below the high water mark that extends to the water's
An appeals court said the state owns the land, but added
that owners of waterfront property have exclusive use
of it and can kick others out or require them to stay
in the water. The decision left both property owners and
public access advocates unhappy.
On Tuesday, the high court justices appeared to question
parts of the earlier ruling.
Chief Justice Clifford Taylor asked if people who've
built houses right next to the waterfront inadvertently
could be stripped of ownership if the court agreed the
state owned the beach up to the high water mark.
If landowners were given complete control up to the water's
edge, however, Justice Marilyn Kelly worried Michigan
would become the only one of eight Great Lakes states
to compel beach walkers to stroll in the water to avoid
Another issue was the public's long-standing right to
navigate water and whether that extends to walking on
wet sand along the water.
The case involves a dispute between Alcona County neighbors
Joan Glass and Richard Goeckel, who live along Lake Huron
in the northeastern Lower Peninsula.
Glass sued Goeckel in 2001 after he wouldn't let her
on his property to walk the beach, which she'd been doing
Scott Strattard, an attorney representing Goeckel, told
justices that people walking the shore do so at the generosity
of property owners. He argued that the "sky won't
fall" if the court says Goeckel and others own and
have exclusive use of everything to the water's edge.
Strattard said most property owners don't care who's
walking along their waterfront. But he argued property
owners should retain the right to say who can use their
"Don't change existing law because two people don't
get along. My client has the right to say no to Ms. Glass
and yes to Mr. Smith," he said.
But Pamela Burt, Glass's attorney, argued Goeckel should
not have the right to bar Glass from the shoreline.
"Her prime and basically only use of the shoreline
is to walk the beach," Burt said.
Groups backing Glass's cause include the Land Use Institute,

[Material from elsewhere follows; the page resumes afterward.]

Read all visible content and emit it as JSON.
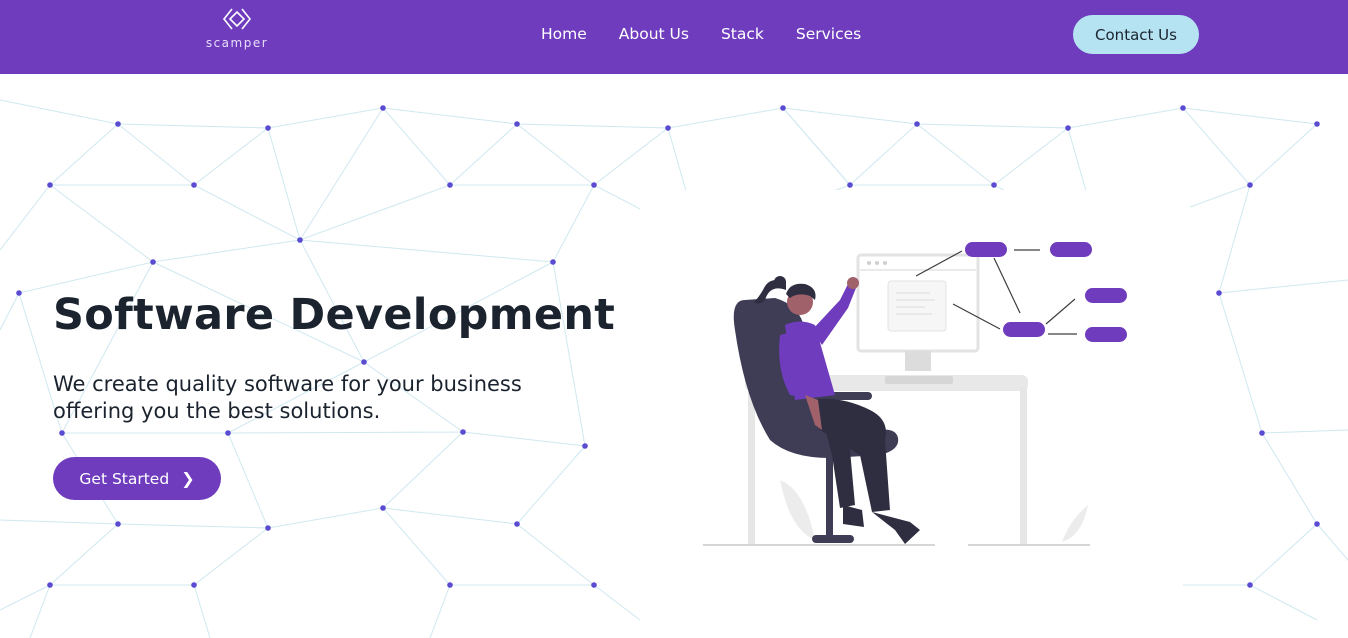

some environmental groups and Democrats in the state Senate.
The lawsuit doesn't affect public beaches, but 70 percent
of shoreline in the state is privately owned, according
to the Surfrider Foundation, a nonprofit environmental
group. The case has drawn attention from groups representing
property owners, businesses, environmentalists and outdoor
enthusiasts who filed friend-of-the-court briefs.
The conflict between beach owners and beach users was
heightened by a sharp decline in Great Lakes water levels
in the late 1990s. The lower levels exposed sometimes
wide areas of previously submerged bottomlands and raised
ownership questions over the newly revealed land.
The state departments of Environmental Quality and Natural
Resources filed a brief with the Supreme Court saying
the state should own land below the high water mark while
the public should be able to walk near the water's edge.